Videos and algae resources

Algae might not feature in many natural history documentaries but they play an essential role in maintaining life on earth as well as forming a large part of the world’s biodiversity.   The links below take you to some videos where British Phycological Society members and algal video bursary award winners explain why they find algae so fascinating.

Algal video bursary award recipients

Join our recipients of the British Phycological Society’s Algal Video Bursary award as they communicate the wonderful world of algae.

Algal Pigments by Eleanor Wood

This video is all about pigments and the amazing colours that we can extract from microalgae!

Phycological Research in Scotland by Sarah Kate Read
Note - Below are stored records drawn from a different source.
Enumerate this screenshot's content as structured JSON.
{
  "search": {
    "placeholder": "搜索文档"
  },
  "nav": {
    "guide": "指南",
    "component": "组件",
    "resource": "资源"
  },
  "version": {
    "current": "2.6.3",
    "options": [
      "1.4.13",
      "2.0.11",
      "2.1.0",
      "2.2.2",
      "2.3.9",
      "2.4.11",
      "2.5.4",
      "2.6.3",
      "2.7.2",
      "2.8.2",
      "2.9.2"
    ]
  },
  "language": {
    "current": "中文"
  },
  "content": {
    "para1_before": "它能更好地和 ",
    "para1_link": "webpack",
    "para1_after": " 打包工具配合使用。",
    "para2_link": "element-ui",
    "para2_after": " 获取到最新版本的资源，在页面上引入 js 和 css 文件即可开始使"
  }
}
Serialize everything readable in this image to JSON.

Come explore the world of algae research in Scotland through interviews with three PhD students, studying very different topics.

algaegal on Tiktok
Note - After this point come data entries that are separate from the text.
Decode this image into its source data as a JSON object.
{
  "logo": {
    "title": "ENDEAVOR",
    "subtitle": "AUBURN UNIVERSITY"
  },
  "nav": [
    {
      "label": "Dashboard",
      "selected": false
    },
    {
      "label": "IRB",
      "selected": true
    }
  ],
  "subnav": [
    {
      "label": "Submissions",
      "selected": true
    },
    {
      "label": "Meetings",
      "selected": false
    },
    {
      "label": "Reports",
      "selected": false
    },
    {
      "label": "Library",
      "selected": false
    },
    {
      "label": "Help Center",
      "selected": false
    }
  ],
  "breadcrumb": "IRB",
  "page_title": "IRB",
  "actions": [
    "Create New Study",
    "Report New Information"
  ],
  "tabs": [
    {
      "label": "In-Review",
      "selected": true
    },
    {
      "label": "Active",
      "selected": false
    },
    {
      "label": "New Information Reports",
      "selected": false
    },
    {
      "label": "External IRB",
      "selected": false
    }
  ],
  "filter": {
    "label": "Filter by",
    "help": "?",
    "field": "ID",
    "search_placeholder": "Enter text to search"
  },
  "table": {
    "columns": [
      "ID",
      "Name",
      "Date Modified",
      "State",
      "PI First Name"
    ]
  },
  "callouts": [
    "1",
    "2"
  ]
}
Synthetic Biology PhD student;
Serious about algae for sustainability

For the love of algae by Lucie Novoveska

This movie explores 3 questions:  What are the opportunities for budding phycologists? What are the examples of phycology careers, especially for women? And finally, what inspires us to work with algae?

Culture collections are the best by Catherine Ribeiro

The importance of microalgae culture collections for taxonomy, ecology, and biotechnology, explained by leading scientists in the field.

Other videos about the fascinating world of algae

Window into the world of seaweeds
Natural History Museum seaweed specialist Juliet Brodie describes the mysterious world of kelp forests.

Filmmaker Susi Arnott explores the algal that “commute” on the tides in the River Thames in central London.

Magical (Muddy) Moments
Graham Underwood, from the University of Essex, explains his fascination with the microscopic algae that live in intertidal mud

The Hidden World of Freshwater Algae  
Freshwater ecologist Martyn Kelly talks about the diversity of freshwater algae found in the streams and lakes of northern England

How will ocean acidification affect “nuisance” seaweed species? Jason Hall-Spencer and Rohan Allan from the University of Plymouth talk about how global warming may change the distribution of seaweeds.

Life in the extreme Anne Jungblut from the Natural History Museum talks about her research on microscopic algae growing at the North and South Poles. 

Plastics in our ecosystems Claire Passarelli and Graham Underwood from the University of Essex talks about the unexpected ways that tiny plastic particles can affect aquatic ecosystems.

Seaweeds: a hidden habitat under threat
Juliet Brodie and Jo Wilbraham of the Natural History Museum talk us through the stages by which the seaweeds they collected became a new display.

BPS 2022 Public Lecture – The Structure and Function of Kelp Forests in a Rapidly Changing World

“The Structure and Function of Kelp Forests in a Rapidly Changing World” by Dr Dan Smale & Prof. Pippa Moore.

The Hidden World of Diatoms – In Conversation with Emanuela Samaritani

In this short interview with Martyn Kelly, Emanuela Samartiani explains where her fascination with microscopic life comes from, and why she decided to become an author.

Pink Maerl and Salmon Farms – Jason Hall Spencer in the Highlands

PROFESSOR JASON HALL SPENCER is a world leader in scientific research on maerl – a precious pink seaweed which is a keystone species on the west coast of Scotland – and beyond.